Information shown:
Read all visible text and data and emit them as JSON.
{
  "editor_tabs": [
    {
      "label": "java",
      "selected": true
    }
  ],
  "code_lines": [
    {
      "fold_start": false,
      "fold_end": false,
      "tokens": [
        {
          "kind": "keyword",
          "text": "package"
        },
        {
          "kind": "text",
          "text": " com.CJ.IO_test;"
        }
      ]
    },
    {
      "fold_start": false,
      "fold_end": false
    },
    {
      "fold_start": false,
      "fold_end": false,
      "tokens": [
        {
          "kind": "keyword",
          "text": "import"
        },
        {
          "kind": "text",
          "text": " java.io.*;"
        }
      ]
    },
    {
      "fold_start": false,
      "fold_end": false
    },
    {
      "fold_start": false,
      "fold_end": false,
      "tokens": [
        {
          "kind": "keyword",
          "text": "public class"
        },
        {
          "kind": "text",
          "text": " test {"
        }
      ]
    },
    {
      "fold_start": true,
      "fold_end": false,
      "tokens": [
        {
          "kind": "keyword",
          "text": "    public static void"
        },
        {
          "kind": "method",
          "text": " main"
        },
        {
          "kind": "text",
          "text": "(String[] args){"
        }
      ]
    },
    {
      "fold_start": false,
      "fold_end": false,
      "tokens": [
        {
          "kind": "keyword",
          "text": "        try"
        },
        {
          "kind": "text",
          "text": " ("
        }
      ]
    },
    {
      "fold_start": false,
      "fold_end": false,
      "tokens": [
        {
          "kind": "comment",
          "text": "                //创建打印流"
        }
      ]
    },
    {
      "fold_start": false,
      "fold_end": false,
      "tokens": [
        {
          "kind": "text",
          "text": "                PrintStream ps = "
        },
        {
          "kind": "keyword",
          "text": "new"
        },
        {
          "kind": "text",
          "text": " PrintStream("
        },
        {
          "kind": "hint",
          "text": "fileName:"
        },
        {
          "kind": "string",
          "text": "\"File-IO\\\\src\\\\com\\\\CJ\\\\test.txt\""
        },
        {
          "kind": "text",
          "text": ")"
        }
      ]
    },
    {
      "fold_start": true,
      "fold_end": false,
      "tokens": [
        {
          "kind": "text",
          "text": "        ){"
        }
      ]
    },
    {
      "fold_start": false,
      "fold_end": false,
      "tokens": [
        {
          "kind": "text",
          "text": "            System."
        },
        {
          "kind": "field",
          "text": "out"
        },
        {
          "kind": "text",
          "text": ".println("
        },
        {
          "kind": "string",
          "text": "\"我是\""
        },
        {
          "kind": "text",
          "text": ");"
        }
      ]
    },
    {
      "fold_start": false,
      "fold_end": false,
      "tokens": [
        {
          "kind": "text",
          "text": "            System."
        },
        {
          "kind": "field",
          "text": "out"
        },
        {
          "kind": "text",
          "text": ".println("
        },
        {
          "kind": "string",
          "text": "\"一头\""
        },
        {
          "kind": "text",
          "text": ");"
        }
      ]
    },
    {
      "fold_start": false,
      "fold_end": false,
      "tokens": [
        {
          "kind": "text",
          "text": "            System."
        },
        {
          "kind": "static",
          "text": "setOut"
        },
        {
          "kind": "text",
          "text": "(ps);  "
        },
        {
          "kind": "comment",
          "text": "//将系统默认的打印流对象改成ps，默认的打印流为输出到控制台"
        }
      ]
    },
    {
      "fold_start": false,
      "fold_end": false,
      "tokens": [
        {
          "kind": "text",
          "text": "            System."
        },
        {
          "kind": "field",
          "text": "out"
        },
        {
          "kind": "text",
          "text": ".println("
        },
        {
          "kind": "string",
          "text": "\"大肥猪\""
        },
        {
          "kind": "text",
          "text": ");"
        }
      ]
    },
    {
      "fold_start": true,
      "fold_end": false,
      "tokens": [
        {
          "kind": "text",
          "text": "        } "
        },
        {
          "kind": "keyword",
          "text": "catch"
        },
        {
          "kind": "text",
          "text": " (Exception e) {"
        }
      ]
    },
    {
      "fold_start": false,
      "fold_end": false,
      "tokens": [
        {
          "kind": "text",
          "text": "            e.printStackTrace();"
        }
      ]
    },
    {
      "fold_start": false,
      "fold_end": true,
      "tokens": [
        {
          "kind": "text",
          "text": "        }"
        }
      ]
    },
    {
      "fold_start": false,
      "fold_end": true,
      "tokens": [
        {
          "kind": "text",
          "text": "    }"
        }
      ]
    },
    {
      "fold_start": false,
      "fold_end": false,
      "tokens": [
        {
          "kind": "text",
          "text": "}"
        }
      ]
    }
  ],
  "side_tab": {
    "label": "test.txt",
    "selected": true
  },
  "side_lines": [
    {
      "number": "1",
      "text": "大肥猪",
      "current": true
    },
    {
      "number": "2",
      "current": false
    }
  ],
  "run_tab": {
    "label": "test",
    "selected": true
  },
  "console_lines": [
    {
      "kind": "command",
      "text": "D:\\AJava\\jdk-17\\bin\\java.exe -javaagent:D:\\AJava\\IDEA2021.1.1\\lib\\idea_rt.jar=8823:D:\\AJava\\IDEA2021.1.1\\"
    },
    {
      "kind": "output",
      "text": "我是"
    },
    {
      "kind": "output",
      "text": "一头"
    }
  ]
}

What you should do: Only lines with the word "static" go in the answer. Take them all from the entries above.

Answer for the task:
          "text": "    public static void"
          "kind": "static",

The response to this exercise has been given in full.